DATA LISTING:
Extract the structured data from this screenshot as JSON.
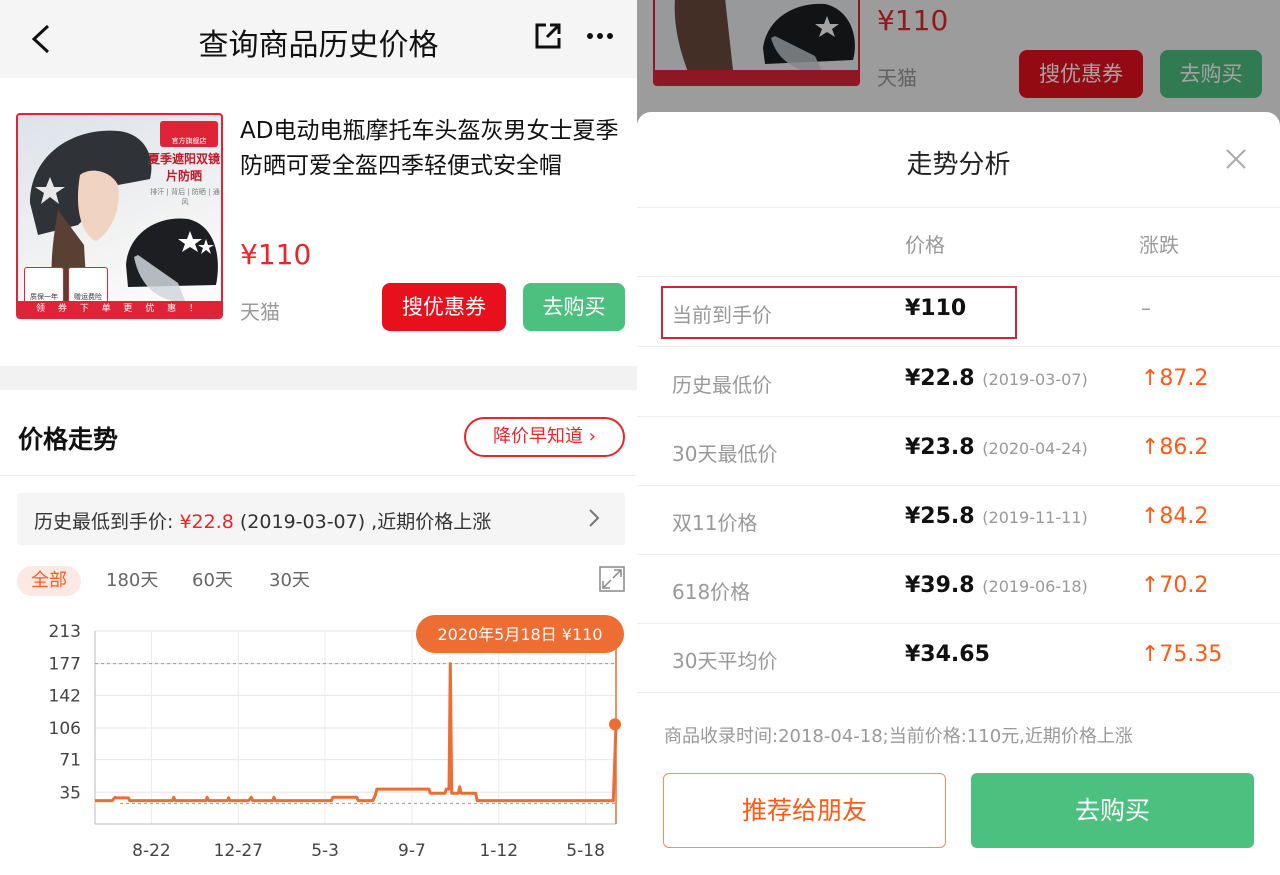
{
  "header": {
    "title": "查询商品历史价格"
  },
  "product": {
    "name": "AD电动电瓶摩托车头盔灰男女士夏季防晒可爱全盔四季轻便式安全帽",
    "price": "¥110",
    "store": "天猫",
    "image_texts": {
      "shop_badge": "官方旗舰店",
      "slogan": "夏季遮阳双镜片防晒",
      "sub": "排汗 | 背后 | 防晒 | 通风",
      "badge_1": "质保一年",
      "badge_2": "赠运费险",
      "badge_tag": "送",
      "ribbon": "领 券 下 单 更 优 惠 ！"
    }
  },
  "buttons": {
    "coupon": "搜优惠券",
    "buy": "去购买"
  },
  "trend": {
    "title": "价格走势",
    "alert_button": "降价早知道 ›",
    "history_prefix": "历史最低到手价: ",
    "history_price": "¥22.8",
    "history_suffix": " (2019-03-07) ,近期价格上涨",
    "ranges": [
      "全部",
      "180天",
      "60天",
      "30天"
    ]
  },
  "chart_data": {
    "type": "line",
    "tooltip": "2020年5月18日 ¥110",
    "y_ticks": [
      213,
      177,
      142,
      106,
      71,
      35
    ],
    "x_ticks": [
      "8-22",
      "12-27",
      "5-3",
      "9-7",
      "1-12",
      "5-18"
    ],
    "ylim": [
      0,
      213
    ],
    "max_reference": 177,
    "min_reference": 22.8,
    "series": [
      {
        "points": [
          [
            0,
            25.8
          ],
          [
            0.3,
            25.8
          ],
          [
            1.3,
            25.8
          ],
          [
            1.5,
            29.5
          ],
          [
            1.6,
            28.8
          ],
          [
            2.5,
            28.8
          ],
          [
            2.6,
            25.8
          ],
          [
            5.8,
            25.8
          ],
          [
            5.9,
            29.5
          ],
          [
            6,
            25.8
          ],
          [
            7.3,
            25.8
          ],
          [
            8.3,
            25.8
          ],
          [
            8.4,
            29.5
          ],
          [
            8.5,
            25.8
          ],
          [
            9.9,
            25.8
          ],
          [
            10,
            29
          ],
          [
            10.1,
            25.8
          ],
          [
            11.5,
            25.8
          ],
          [
            11.7,
            29.5
          ],
          [
            11.8,
            25.8
          ],
          [
            12.3,
            25.8
          ],
          [
            13.3,
            25.8
          ],
          [
            13.4,
            29.5
          ],
          [
            13.5,
            25.8
          ],
          [
            16.2,
            25.8
          ],
          [
            17.7,
            25.8
          ],
          [
            17.8,
            29.5
          ],
          [
            19.6,
            29.5
          ],
          [
            19.7,
            25.8
          ],
          [
            20.8,
            25.8
          ],
          [
            21,
            32.5
          ],
          [
            21.1,
            38.5
          ],
          [
            25,
            38.5
          ],
          [
            25.1,
            34
          ],
          [
            25.5,
            34
          ],
          [
            26.2,
            34
          ],
          [
            26.3,
            38.5
          ],
          [
            26.5,
            38.5
          ],
          [
            26.6,
            177
          ],
          [
            26.7,
            34
          ],
          [
            27.2,
            34
          ],
          [
            27.3,
            41
          ],
          [
            27.4,
            34
          ],
          [
            28.5,
            34
          ],
          [
            28.6,
            25.8
          ],
          [
            38.8,
            25.8
          ],
          [
            39,
            110
          ]
        ]
      }
    ]
  },
  "dialog": {
    "bg_price": "¥110",
    "bg_store": "天猫",
    "title": "走势分析",
    "columns": {
      "price": "价格",
      "change": "涨跌"
    },
    "rows": [
      {
        "label": "当前到手价",
        "price": "¥110",
        "date": "",
        "change": "–"
      },
      {
        "label": "历史最低价",
        "price": "¥22.8",
        "date": "(2019-03-07)",
        "change": "↑87.2"
      },
      {
        "label": "30天最低价",
        "price": "¥23.8",
        "date": "(2020-04-24)",
        "change": "↑86.2"
      },
      {
        "label": "双11价格",
        "price": "¥25.8",
        "date": "(2019-11-11)",
        "change": "↑84.2"
      },
      {
        "label": "618价格",
        "price": "¥39.8",
        "date": "(2019-06-18)",
        "change": "↑70.2"
      },
      {
        "label": "30天平均价",
        "price": "¥34.65",
        "date": "",
        "change": "↑75.35"
      }
    ],
    "footer_note": "商品收录时间:2018-04-18;当前价格:110元,近期价格上涨",
    "recommend_button": "推荐给朋友",
    "buy_button": "去购买"
  },
  "colors": {
    "accent_red": "#e8262a",
    "buy_green": "#4bc07f",
    "chart_orange": "#ee6d32",
    "change_orange": "#ff5a14"
  },
  "icons": [
    "back-arrow-icon",
    "share-icon",
    "more-icon",
    "chevron-right-icon",
    "expand-icon",
    "close-icon"
  ]
}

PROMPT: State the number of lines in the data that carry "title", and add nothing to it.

FINAL ANSWER: 3